REQUIRED WORK: Because the material must be preserved as it stands, copy every line exactly.

::: DATA TO EXAMINE :::

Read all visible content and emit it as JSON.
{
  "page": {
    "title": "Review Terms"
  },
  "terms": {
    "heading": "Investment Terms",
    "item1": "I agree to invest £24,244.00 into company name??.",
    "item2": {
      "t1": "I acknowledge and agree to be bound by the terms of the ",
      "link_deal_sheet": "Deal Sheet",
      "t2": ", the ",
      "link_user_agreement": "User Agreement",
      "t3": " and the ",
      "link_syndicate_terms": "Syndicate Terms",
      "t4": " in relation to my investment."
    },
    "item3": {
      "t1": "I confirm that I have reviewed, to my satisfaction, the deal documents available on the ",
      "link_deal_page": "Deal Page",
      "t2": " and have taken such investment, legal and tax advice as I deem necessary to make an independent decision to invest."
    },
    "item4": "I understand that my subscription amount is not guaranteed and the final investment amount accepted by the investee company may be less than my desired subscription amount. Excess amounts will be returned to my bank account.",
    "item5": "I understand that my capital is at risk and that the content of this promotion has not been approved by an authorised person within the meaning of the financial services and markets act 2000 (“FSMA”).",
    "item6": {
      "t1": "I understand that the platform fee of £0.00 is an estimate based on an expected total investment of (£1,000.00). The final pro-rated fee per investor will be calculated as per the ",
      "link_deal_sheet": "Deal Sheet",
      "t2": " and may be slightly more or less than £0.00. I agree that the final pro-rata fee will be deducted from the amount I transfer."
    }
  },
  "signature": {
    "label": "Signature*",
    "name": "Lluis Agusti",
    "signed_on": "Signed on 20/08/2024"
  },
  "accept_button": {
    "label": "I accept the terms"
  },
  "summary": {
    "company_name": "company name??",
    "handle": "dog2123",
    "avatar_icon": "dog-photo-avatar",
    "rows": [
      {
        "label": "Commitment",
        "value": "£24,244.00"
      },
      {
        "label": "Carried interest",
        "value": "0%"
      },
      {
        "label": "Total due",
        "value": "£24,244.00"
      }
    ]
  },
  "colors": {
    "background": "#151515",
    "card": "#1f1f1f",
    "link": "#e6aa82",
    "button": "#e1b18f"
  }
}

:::

EXERCISE OUTPUT:
Read all visible content and emit it as JSON.
{
  "page": {
    "title": "Review Terms"
  },
  "terms": {
    "heading": "Investment Terms",
    "item1": "I agree to invest £24,244.00 into company name??.",
    "item2": {
      "t1": "I acknowledge and agree to be bound by the terms of the ",
      "link_deal_sheet": "Deal Sheet",
      "t2": ", the ",
      "link_user_agreement": "User Agreement",
      "t3": " and the ",
      "link_syndicate_terms": "Syndicate Terms",
      "t4": " in relation to my investment."
    },
    "item3": {
      "t1": "I confirm that I have reviewed, to my satisfaction, the deal documents available on the ",
      "link_deal_page": "Deal Page",
      "t2": " and have taken such investment, legal and tax advice as I deem necessary to make an independent decision to invest."
    },
    "item4": "I understand that my subscription amount is not guaranteed and the final investment amount accepted by the investee company may be less than my desired subscription amount. Excess amounts will be returned to my bank account.",
    "item5": "I understand that my capital is at risk and that the content of this promotion has not been approved by an authorised person within the meaning of the financial services and markets act 2000 (“FSMA”).",
    "item6": {
      "t1": "I understand that the platform fee of £0.00 is an estimate based on an expected total investment of (£1,000.00). The final pro-rated fee per investor will be calculated as per the ",
      "link_deal_sheet": "Deal Sheet",
      "t2": " and may be slightly more or less than £0.00. I agree that the final pro-rata fee will be deducted from the amount I transfer."
    }
  },
  "signature": {
    "label": "Signature*",
    "name": "Lluis Agusti",
    "signed_on": "Signed on 20/08/2024"
  },
  "accept_button": {
    "label": "I accept the terms"
  },
  "summary": {
    "company_name": "company name??",
    "handle": "dog2123",
    "avatar_icon": "dog-photo-avatar",
    "rows": [
      {
        "label": "Commitment",
        "value": "£24,244.00"
      },
      {
        "label": "Carried interest",
        "value": "0%"
      },
      {
        "label": "Total due",
        "value": "£24,244.00"
      }
    ]
  },
  "colors": {
    "background": "#151515",
    "card": "#1f1f1f",
    "link": "#e6aa82",
    "button": "#e1b18f"
  }
}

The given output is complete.